Sunday, February 1, 2009

Dual Sport Christmas

I am new to dual sport riding, but what we (my buddies in the picture above the blog archive) do is more geared towards the woods than real dual sport riding.  If someone tried to take a BMW 650 or even a Honda XR650L with us, they wouldn't be very happy with most of the ride.  Three days before christmas 08, Randall, Darel and myself headed out.  We unloaded to what was a perfect morning, temp was already in the 50's, sunny and we were on our way.  Darel is a great guide and knows more trails than I would ever be able to ride.  Not to mention he knows EVERYONE ANYWHERE we go, which has come in handy more than once.  We dropped off of a long treacherous mountain with twists, turns and big damn rocks everywhere.  Once at the bottom we picked up the pace quickly and scooted across a river, rode a section (about 2/10 of a mile) of train tracks and were starring at a little slice of heaven in front of us.  We hit the woods again and rode the next 6-8 miles at a brisk pace.  That is when we came to what is now dubbed "Terry's Hill".  Oh well, at least I didn't have to die to get something named after me.  I had just bought a 07 KTM 525 XCW and the guy rode it (all 1000 miles) on asphalt roads where he lived (out in the country) so the rear tire was basically a slick and I didn't have the money to replace it yet.  The rains we had received combined with all of the tree roots and leaves that had dropped off of the trees made for very slick riding through this one part.  The hill, well ok, it wasn't really a hill, more about the slope of your average driveway combined with the wet slick leaves rendered the hill unpassable for my bike.  My cohorts were doing what any good buddies would do at this point... laughing their ass off at me! I literally was off of my bike and letting out on the clutch and the Terraflex racing slick was spinning but the bike was not moving an inch.  Darel, after he finally stopped laughing, came down and we had to actually push my bike up the 50 foot hill.  

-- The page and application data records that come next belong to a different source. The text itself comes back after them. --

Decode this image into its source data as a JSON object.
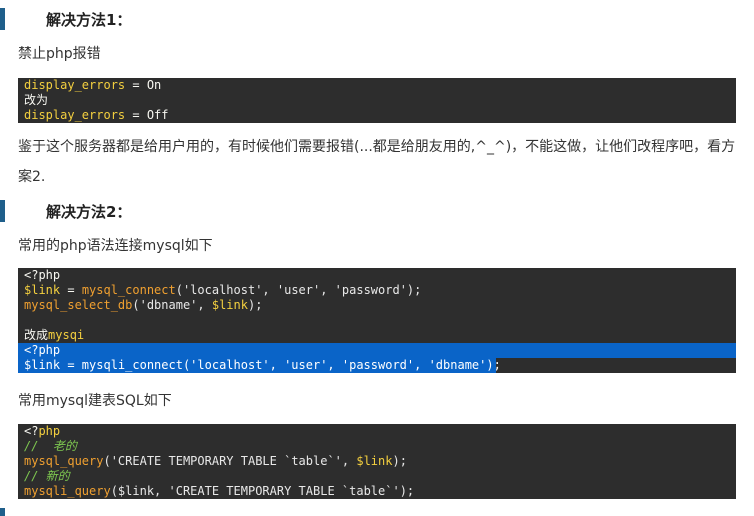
{
  "section1": {
    "heading": "解决方法1：",
    "desc": "禁止php报错",
    "code": {
      "line1_key": "display_errors",
      "line1_rest": " = On",
      "line2": "改为",
      "line3_key": "display_errors",
      "line3_rest": " = Off"
    },
    "note": "鉴于这个服务器都是给用户用的，有时候他们需要报错(...都是给朋友用的,^_^)，不能这做，让他们改程序吧，看方案2."
  },
  "section2": {
    "heading": "解决方法2：",
    "desc": "常用的php语法连接mysql如下",
    "code": {
      "l1": "<?php",
      "l2_var": "$link",
      "l2_eq": " = ",
      "l2_fn": "mysql_connect",
      "l2_args": "('localhost', 'user', 'password');",
      "l3_fn": "mysql_select_db",
      "l3_args1": "('dbname', ",
      "l3_var": "$link",
      "l3_end": ");",
      "l5_a": "改成",
      "l5_b": "mysqi",
      "l6": "<?php",
      "l7": "$link = mysqli_connect('localhost', 'user', 'password', 'dbname');"
    },
    "desc2": "常用mysql建表SQL如下",
    "code2": {
      "l1_a": "<?",
      "l1_b": "php",
      "l2": "//  老的",
      "l3_fn": "mysql_query",
      "l3_args": "('CREATE TEMPORARY TABLE `table`', ",
      "l3_var": "$link",
      "l3_end": ");",
      "l4": "// 新的",
      "l5_fn": "mysqli_query",
      "l5_args": "($link, 'CREATE TEMPORARY TABLE `table`');"
    }
  },
  "colors": {
    "accent_bar": "#1f5f8b",
    "code_bg": "#2d2d2d",
    "selection": "#0a64c8"
  }
}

After that we rode some incredibly fast, tight trail and dropped off of the mountain we were on to about 3 miles of asphalt.  Back to some more open really fast trail and about 3pm we ran on to a small town that we stop at on our rides.  They have a small store/restaurant that makes the best cheeseburger you have ever eaten.  After 90 miles we were definitely ready for one and after eating, started back towards the truck.  We hit a hill (real hill this time) that was over 1 mile long, that was steep with 2 sharp turns, ruts and large rocks strewn up and down it.  The 525's were made for this and I remember thinking just before we hit the top "I'm sure glad I'm not on my 2 stroke".  We ventured on, missed a turn, got lost and Randall had a flat rear tire he had to change before returning to the truck.  
All in all, a great day to be in the woods.